§ What is expected: Report the count of lines below that include "мест", without any other text.

§ Records for this task:
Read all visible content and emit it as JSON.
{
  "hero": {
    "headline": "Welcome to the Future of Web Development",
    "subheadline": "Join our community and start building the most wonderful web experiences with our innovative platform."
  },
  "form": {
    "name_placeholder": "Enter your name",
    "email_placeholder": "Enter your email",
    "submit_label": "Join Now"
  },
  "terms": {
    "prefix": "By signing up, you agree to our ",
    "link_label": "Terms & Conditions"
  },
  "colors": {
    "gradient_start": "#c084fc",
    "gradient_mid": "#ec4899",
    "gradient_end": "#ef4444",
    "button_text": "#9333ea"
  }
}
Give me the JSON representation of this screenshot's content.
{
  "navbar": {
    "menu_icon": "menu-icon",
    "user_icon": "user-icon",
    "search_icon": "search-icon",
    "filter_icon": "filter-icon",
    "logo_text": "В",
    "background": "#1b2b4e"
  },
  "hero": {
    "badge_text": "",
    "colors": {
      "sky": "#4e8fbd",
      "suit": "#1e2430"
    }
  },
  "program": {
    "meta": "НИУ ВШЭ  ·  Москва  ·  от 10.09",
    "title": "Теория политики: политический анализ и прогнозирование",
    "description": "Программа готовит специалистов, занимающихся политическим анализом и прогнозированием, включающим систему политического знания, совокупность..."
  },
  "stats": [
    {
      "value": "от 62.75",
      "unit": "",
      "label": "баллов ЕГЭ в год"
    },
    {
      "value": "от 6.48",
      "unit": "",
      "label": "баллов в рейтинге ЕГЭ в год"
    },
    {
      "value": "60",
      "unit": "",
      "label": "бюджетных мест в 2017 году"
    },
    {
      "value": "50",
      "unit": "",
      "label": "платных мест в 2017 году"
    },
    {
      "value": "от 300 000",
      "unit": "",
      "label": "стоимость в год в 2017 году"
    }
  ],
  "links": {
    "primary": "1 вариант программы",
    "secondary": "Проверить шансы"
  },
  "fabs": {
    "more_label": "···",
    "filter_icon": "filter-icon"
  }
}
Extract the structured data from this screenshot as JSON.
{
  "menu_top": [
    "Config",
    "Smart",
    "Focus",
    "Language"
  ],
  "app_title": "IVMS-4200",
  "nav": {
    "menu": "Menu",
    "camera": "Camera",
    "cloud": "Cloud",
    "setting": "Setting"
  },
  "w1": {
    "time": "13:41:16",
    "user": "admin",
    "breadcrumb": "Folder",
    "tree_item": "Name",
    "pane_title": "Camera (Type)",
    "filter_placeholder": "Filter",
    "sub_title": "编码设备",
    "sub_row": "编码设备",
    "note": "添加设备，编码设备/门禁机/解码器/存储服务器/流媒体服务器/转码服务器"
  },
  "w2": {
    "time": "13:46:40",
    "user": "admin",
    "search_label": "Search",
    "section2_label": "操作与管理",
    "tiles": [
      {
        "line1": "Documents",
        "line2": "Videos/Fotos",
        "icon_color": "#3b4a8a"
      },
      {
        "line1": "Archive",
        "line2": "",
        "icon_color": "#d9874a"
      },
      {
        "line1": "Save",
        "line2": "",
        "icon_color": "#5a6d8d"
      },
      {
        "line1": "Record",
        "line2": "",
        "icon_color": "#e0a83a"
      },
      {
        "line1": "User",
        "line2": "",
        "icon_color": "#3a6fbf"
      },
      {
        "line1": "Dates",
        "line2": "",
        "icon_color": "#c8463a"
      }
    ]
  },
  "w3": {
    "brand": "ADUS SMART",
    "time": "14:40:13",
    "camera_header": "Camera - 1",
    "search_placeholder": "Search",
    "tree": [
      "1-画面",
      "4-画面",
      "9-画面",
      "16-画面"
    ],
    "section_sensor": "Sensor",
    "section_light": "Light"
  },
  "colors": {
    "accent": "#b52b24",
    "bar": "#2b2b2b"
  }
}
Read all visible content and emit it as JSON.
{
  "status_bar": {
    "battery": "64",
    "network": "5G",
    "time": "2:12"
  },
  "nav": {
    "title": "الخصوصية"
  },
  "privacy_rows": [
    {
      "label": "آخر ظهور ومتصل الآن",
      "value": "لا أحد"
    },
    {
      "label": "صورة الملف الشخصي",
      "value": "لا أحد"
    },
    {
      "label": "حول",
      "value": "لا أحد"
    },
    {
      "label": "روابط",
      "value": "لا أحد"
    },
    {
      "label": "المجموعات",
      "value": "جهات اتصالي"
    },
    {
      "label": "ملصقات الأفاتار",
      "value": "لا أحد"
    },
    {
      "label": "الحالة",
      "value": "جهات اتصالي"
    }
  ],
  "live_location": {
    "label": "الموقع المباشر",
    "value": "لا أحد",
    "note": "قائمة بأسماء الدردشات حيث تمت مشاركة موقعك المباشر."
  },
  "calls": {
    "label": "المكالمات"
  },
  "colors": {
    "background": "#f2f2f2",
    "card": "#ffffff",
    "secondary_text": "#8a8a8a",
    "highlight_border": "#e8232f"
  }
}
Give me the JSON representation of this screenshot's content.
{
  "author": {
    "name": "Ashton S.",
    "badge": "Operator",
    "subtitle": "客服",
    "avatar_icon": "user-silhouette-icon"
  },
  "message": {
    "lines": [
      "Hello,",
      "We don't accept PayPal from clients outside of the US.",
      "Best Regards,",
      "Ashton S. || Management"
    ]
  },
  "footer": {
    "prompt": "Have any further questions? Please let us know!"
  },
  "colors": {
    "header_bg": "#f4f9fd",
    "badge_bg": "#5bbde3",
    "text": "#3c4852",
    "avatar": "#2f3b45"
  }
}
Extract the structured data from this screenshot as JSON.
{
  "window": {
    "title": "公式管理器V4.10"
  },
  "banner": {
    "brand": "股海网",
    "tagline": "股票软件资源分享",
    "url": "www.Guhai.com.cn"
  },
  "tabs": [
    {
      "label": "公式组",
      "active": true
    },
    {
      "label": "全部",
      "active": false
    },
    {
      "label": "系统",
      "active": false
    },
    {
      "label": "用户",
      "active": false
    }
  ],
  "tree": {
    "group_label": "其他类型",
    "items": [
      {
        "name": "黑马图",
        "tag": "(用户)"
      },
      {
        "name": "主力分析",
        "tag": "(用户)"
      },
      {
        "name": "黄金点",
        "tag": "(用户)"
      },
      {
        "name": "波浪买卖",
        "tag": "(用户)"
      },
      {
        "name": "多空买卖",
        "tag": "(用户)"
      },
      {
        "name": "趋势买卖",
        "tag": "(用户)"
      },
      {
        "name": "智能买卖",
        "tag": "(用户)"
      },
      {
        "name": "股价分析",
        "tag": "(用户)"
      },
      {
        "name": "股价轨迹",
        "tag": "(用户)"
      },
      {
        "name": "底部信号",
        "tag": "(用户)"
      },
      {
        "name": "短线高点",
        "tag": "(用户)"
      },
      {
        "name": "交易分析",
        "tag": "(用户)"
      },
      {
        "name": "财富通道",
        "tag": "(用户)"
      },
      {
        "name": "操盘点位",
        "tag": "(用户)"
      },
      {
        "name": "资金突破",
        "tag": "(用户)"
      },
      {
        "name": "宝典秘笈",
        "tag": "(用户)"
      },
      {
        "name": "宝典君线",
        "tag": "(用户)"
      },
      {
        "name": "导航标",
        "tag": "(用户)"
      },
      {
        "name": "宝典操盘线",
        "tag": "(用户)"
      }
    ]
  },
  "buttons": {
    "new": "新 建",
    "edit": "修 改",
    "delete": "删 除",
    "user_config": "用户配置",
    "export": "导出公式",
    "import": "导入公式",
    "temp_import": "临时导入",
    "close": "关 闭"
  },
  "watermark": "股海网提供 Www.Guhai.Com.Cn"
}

§ Task output: 2